From the Nikkei Chart below, using the Bollinger Bands indicator, we can see how mean reversion works in trading. We use the upper Bollinger bands to represent the overbought price level, the middle Bollinger Bands to represent the mean, and the lower Bollinger Bands to represent the oversold level. https://traderoom.info/ And that’s the basic idea of using mean reversion strategies – looking for extreme changes in prices in an asset price with the assumption that prices tend to return to their average prices. Conversely, if the stock drops to $20, the trader might buy it, anticipating a rise back to the $50 level.
Is mean reversion different in day trading vs investing?

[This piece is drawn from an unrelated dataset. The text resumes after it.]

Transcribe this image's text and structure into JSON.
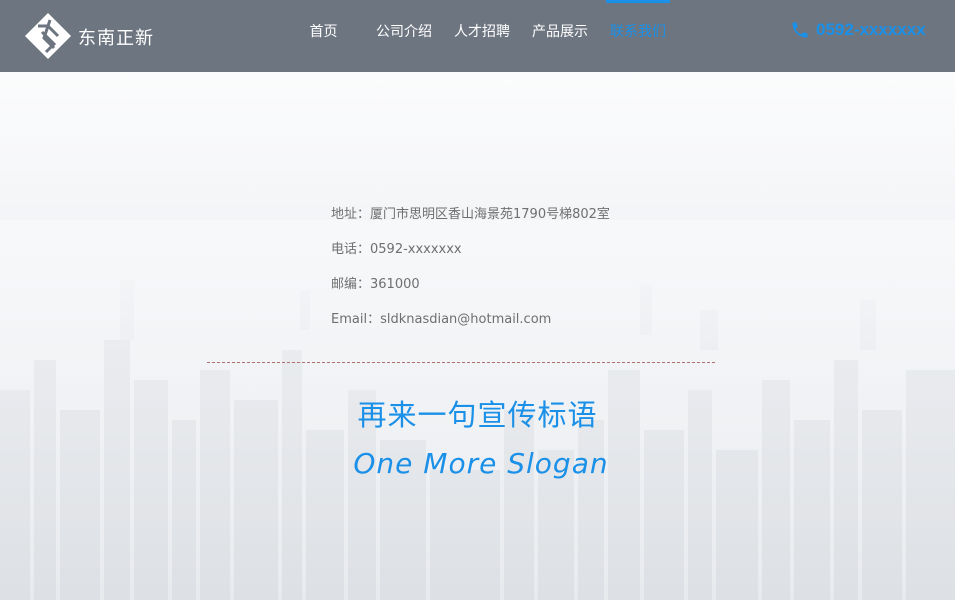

Beyond mere indicators, it’s fundamental to grasp the elemental factors steering an asset, assessing the broader market conditions, economic pointers, and macroeconomic shifts. This holistic understanding aids in distinguishing whether a deviation is fleeting or a precursor to a more enduring trend. Bollinger Bands is another tool often utilized, overlaying price charts to illustrate the boundaries of price fluctuations and offer insights into potential overbought or oversold conditions. When the spread deviates from its historical mean or average, traders may consider entering a trade. In this strategy, traders start by identifying two related instruments that have historically moved together, such as two stocks in the same industry or two currencies in the same region. They then calculate the historical relationship between the two instruments, such as by calculating the spread between their prices.

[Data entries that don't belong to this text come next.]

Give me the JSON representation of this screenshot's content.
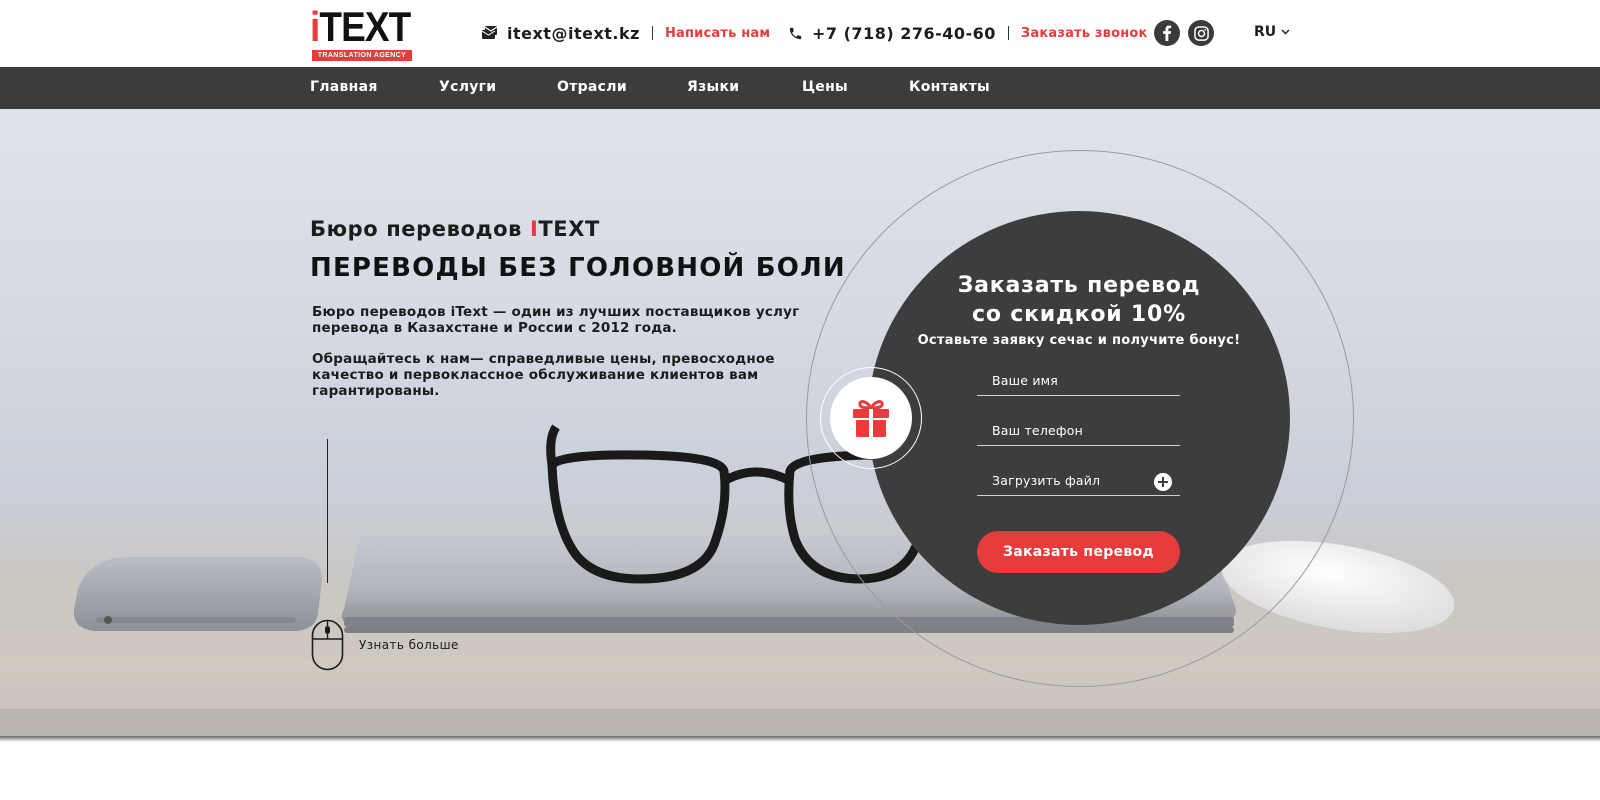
{
  "logo": {
    "word_i": "i",
    "word_rest": "TEXT",
    "tagline": "TRANSLATION AGENCY"
  },
  "header": {
    "email": {
      "icon": "envelope-icon",
      "address": "itext@itext.kz",
      "action": "Написать нам"
    },
    "phone": {
      "icon": "phone-icon",
      "number": "+7 (718) 276-40-60",
      "action": "Заказать звонок"
    },
    "social": [
      {
        "icon": "facebook-icon"
      },
      {
        "icon": "instagram-icon"
      }
    ],
    "language": "RU"
  },
  "nav": [
    "Главная",
    "Услуги",
    "Отрасли",
    "Языки",
    "Цены",
    "Контакты"
  ],
  "hero": {
    "subtitle_prefix": "Бюро переводов ",
    "subtitle_accent": "I",
    "subtitle_rest": "TEXT",
    "headline": "ПЕРЕВОДЫ БЕЗ ГОЛОВНОЙ БОЛИ",
    "paragraph_1": "Бюро переводов iText — один из лучших поставщиков услуг перевода в Казахстане и России с 2012 года.",
    "paragraph_2": "Обращайтесь к нам— справедливые цены, превосходное качество и первоклассное обслуживание клиентов вам гарантированы.",
    "learn_more": "Узнать больше"
  },
  "form": {
    "title_line_1": "Заказать перевод",
    "title_line_2": "со скидкой 10%",
    "subtitle": "Оставьте заявку сечас и получите бонус!",
    "name_placeholder": "Ваше имя",
    "phone_placeholder": "Ваш телефон",
    "file_placeholder": "Загрузить файл",
    "submit": "Заказать перевод"
  },
  "colors": {
    "accent": "#e63c3c",
    "nav_bg": "#3c3c3c",
    "circle_bg": "#3d3d3d"
  }
}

There is no better way to practice the mean reversion trading strategy than in a simulator. Here at TradingSim, we offer an app that allows you to practice mean reversion trades with over three years of historical market data. This allows you to replay the market as though you were live, each day, for three years. So, can mean reversion trading strategies help you generate profitable trades? From the backtesting results, if done correctly, you can expect to have win rates between 66% to over 80%.
Understanding Mean Reversion
However, for us traders, our focus is on price movements of any security we are trading. When the price moves significantly away from its moving average, it tends to retrace itself and move towards the average. However, with the movement not being perfectly coordinated, the price often overshoots on the opposite side and, again, tries to retrace to the mean. These to and fro (up and down) swinging movements create patterns that traders try to exploit with different strategies and indicators, as we will discuss later in this post. Implementing these indicators and strategies can help day traders identify potential trade opportunities based on mean reversion principles, aiming to capitalize on short-term price movements.